__Aim of the exercise__: Without changing a single word, set down all of the records.

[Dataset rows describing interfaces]

»»

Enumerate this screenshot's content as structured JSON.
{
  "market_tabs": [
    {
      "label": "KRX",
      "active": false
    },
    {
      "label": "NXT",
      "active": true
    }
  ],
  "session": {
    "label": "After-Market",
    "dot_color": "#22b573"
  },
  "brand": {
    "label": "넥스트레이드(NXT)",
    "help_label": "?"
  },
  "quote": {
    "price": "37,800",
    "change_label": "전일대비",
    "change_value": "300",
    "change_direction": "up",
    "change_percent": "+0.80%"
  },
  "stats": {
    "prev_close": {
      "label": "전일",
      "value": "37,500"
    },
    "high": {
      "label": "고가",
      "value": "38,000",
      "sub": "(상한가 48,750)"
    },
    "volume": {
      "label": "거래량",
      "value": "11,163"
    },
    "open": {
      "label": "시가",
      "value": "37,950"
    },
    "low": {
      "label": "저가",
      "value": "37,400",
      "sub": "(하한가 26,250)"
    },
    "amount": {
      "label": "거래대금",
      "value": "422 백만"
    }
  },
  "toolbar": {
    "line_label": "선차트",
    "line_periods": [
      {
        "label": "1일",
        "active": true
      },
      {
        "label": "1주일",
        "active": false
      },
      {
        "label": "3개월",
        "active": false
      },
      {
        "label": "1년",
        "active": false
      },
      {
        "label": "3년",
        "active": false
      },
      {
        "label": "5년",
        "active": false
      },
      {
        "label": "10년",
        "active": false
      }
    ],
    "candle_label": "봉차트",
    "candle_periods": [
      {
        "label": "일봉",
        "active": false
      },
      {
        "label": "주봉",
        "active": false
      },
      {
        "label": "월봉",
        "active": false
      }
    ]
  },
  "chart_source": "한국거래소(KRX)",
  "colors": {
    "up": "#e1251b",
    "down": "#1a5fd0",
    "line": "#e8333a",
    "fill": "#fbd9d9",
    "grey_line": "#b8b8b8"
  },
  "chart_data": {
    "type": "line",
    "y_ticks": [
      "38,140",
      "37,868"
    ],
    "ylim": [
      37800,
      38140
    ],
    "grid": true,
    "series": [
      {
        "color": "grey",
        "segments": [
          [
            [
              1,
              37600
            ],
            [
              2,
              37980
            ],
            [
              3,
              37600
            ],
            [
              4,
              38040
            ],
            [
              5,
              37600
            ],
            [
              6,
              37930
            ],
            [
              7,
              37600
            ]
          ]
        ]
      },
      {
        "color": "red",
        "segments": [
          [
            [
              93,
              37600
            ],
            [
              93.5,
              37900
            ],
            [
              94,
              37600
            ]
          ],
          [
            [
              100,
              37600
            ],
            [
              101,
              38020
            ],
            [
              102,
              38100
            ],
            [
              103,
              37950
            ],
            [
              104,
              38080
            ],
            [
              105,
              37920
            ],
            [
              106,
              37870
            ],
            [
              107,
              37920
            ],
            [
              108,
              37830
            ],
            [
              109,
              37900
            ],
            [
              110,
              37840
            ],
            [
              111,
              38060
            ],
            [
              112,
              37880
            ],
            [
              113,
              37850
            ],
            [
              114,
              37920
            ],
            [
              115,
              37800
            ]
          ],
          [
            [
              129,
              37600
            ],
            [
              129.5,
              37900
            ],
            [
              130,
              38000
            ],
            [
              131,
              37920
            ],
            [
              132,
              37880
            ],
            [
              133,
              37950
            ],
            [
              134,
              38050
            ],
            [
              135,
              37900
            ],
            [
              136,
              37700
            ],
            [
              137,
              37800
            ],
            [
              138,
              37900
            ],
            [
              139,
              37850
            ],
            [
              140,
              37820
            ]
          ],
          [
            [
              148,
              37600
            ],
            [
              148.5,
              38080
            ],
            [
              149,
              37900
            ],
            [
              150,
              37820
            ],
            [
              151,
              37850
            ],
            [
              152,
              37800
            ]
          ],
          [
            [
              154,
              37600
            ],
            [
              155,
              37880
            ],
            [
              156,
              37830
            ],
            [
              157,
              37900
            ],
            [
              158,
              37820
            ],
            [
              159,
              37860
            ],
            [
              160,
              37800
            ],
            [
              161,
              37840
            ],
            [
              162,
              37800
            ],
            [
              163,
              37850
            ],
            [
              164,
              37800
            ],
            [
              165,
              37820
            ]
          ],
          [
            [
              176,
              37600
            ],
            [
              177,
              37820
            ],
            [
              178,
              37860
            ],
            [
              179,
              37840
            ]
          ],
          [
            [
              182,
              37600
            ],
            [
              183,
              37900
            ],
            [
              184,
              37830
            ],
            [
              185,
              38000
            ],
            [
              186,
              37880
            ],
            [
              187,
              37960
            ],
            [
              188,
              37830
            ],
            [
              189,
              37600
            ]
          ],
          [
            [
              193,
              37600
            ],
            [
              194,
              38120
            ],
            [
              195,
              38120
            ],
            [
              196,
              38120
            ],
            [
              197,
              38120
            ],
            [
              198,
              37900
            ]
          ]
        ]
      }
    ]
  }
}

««

__Reply to the task__:
Enumerate this screenshot's content as structured JSON.
{
  "market_tabs": [
    {
      "label": "KRX",
      "active": false
    },
    {
      "label": "NXT",
      "active": true
    }
  ],
  "session": {
    "label": "After-Market",
    "dot_color": "#22b573"
  },
  "brand": {
    "label": "넥스트레이드(NXT)",
    "help_label": "?"
  },
  "quote": {
    "price": "37,800",
    "change_label": "전일대비",
    "change_value": "300",
    "change_direction": "up",
    "change_percent": "+0.80%"
  },
  "stats": {
    "prev_close": {
      "label": "전일",
      "value": "37,500"
    },
    "high": {
      "label": "고가",
      "value": "38,000",
      "sub": "(상한가 48,750)"
    },
    "volume": {
      "label": "거래량",
      "value": "11,163"
    },
    "open": {
      "label": "시가",
      "value": "37,950"
    },
    "low": {
      "label": "저가",
      "value": "37,400",
      "sub": "(하한가 26,250)"
    },
    "amount": {
      "label": "거래대금",
      "value": "422 백만"
    }
  },
  "toolbar": {
    "line_label": "선차트",
    "line_periods": [
      {
        "label": "1일",
        "active": true
      },
      {
        "label": "1주일",
        "active": false
      },
      {
        "label": "3개월",
        "active": false
      },
      {
        "label": "1년",
        "active": false
      },
      {
        "label": "3년",
        "active": false
      },
      {
        "label": "5년",
        "active": false
      },
      {
        "label": "10년",
        "active": false
      }
    ],
    "candle_label": "봉차트",
    "candle_periods": [
      {
        "label": "일봉",
        "active": false
      },
      {
        "label": "주봉",
        "active": false
      },
      {
        "label": "월봉",
        "active": false
      }
    ]
  },
  "chart_source": "한국거래소(KRX)",
  "colors": {
    "up": "#e1251b",
    "down": "#1a5fd0",
    "line": "#e8333a",
    "fill": "#fbd9d9",
    "grey_line": "#b8b8b8"
  },
  "chart_data": {
    "type": "line",
    "y_ticks": [
      "38,140",
      "37,868"
    ],
    "ylim": [
      37800,
      38140
    ],
    "grid": true,
    "series": [
      {
        "color": "grey",
        "segments": [
          [
            [
              1,
              37600
            ],
            [
              2,
              37980
            ],
            [
              3,
              37600
            ],
            [
              4,
              38040
            ],
            [
              5,
              37600
            ],
            [
              6,
              37930
            ],
            [
              7,
              37600
            ]
          ]
        ]
      },
      {
        "color": "red",
        "segments": [
          [
            [
              93,
              37600
            ],
            [
              93.5,
              37900
            ],
            [
              94,
              37600
            ]
          ],
          [
            [
              100,
              37600
            ],
            [
              101,
              38020
            ],
            [
              102,
              38100
            ],
            [
              103,
              37950
            ],
            [
              104,
              38080
            ],
            [
              105,
              37920
            ],
            [
              106,
              37870
            ],
            [
              107,
              37920
            ],
            [
              108,
              37830
            ],
            [
              109,
              37900
            ],
            [
              110,
              37840
            ],
            [
              111,
              38060
            ],
            [
              112,
              37880
            ],
            [
              113,
              37850
            ],
            [
              114,
              37920
            ],
            [
              115,
              37800
            ]
          ],
          [
            [
              129,
              37600
            ],
            [
              129.5,
              37900
            ],
            [
              130,
              38000
            ],
            [
              131,
              37920
            ],
            [
              132,
              37880
            ],
            [
              133,
              37950
            ],
            [
              134,
              38050
            ],
            [
              135,
              37900
            ],
            [
              136,
              37700
            ],
            [
              137,
              37800
            ],
            [
              138,
              37900
            ],
            [
              139,
              37850
            ],
            [
              140,
              37820
            ]
          ],
          [
            [
              148,
              37600
            ],
            [
              148.5,
              38080
            ],
            [
              149,
              37900
            ],
            [
              150,
              37820
            ],
            [
              151,
              37850
            ],
            [
              152,
              37800
            ]
          ],
          [
            [
              154,
              37600
            ],
            [
              155,
              37880
            ],
            [
              156,
              37830
            ],
            [
              157,
              37900
            ],
            [
              158,
              37820
            ],
            [
              159,
              37860
            ],
            [
              160,
              37800
            ],
            [
              161,
              37840
            ],
            [
              162,
              37800
            ],
            [
              163,
              37850
            ],
            [
              164,
              37800
            ],
            [
              165,
              37820
            ]
          ],
          [
            [
              176,
              37600
            ],
            [
              177,
              37820
            ],
            [
              178,
              37860
            ],
            [
              179,
              37840
            ]
          ],
          [
            [
              182,
              37600
            ],
            [
              183,
              37900
            ],
            [
              184,
              37830
            ],
            [
              185,
              38000
            ],
            [
              186,
              37880
            ],
            [
              187,
              37960
            ],
            [
              188,
              37830
            ],
            [
              189,
              37600
            ]
          ],
          [
            [
              193,
              37600
            ],
            [
              194,
              38120
            ],
            [
              195,
              38120
            ],
            [
              196,
              38120
            ],
            [
              197,
              38120
            ],
            [
              198,
              37900
            ]
          ]
        ]
      }
    ]
  }
}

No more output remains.